Last weekend, I spent a Saturday afternoon reading Outlining Your Novel: Map Your Way To Success, by K.M. Weiland. It’s a great book, and I highlighted something every few pages. One of my favorite passages was in Chapter One, where she discusses how both sides of our brain divvy up the necessary responsibilities of creating a story. Conception—that first spark of a story idea—is a deeply right-brain activity, Weiland writes. Then, “outlining is where the left brain gets its first crack at the story,” she continues. “Writing the story is an intensely right-brain experience … Revising brings the process full circle by once again imposing left-brain rationality onto the creativity of the first draft.”

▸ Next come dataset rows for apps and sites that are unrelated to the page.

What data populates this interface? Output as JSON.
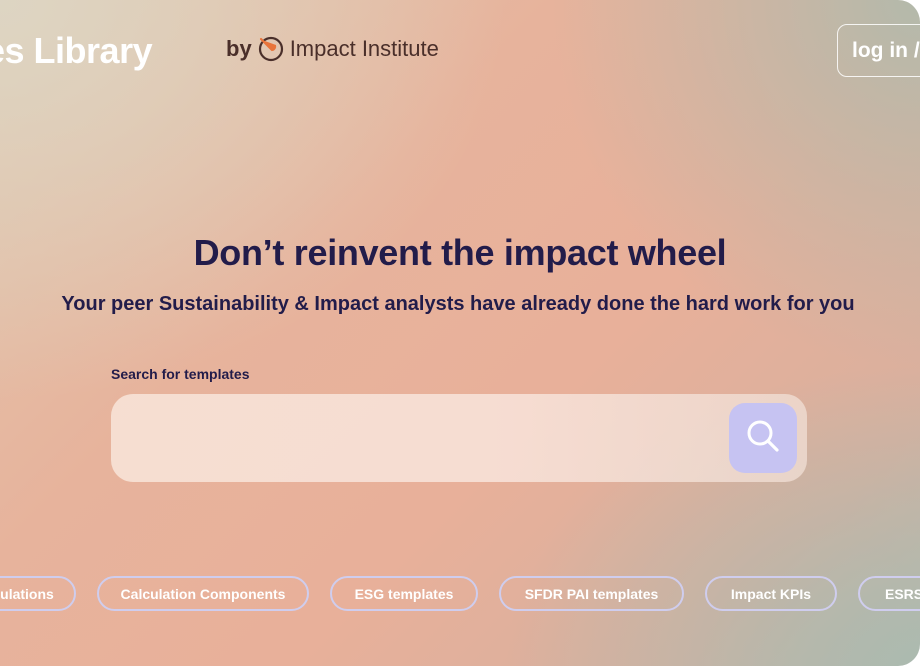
{
  "header": {
    "title": "ates Library",
    "by_text": "by",
    "org_name": "Impact Institute",
    "login_label": "log in /"
  },
  "hero": {
    "title": "Don’t reinvent the impact wheel",
    "subtitle": "Your peer Sustainability & Impact analysts have already done the hard work for you"
  },
  "search": {
    "label": "Search for templates",
    "value": "",
    "placeholder": ""
  },
  "chips": [
    "ulations",
    "Calculation Components",
    "ESG templates",
    "SFDR PAI templates",
    "Impact KPIs",
    "ESRS"
  ],
  "colors": {
    "heading": "#221c4a",
    "search_button": "#c6c3f2",
    "chip_border": "#cfcdee",
    "logo_orange": "#e8743b"
  },
  "icons": {
    "logo": "impact-institute-logo",
    "search": "search-icon"
  }
}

I’ve revised The Bee Book many times, and I think I’m on Draft #5 or so! I’ve had it critiqued by fellow writers, and it has gone through several beta readers and a proofreader. I hope to start querying agents soon, but I don’t know if The Bee Book will catch anyone’s interest. I think if it’s ever published, I’ll repay my former boss by giving him five pieces of green paper like the ones I stole from his office in 1989. I owe him that much, right? But since I was working at my father’s medical clinic at the time, I don’t think Dad will mind. 😉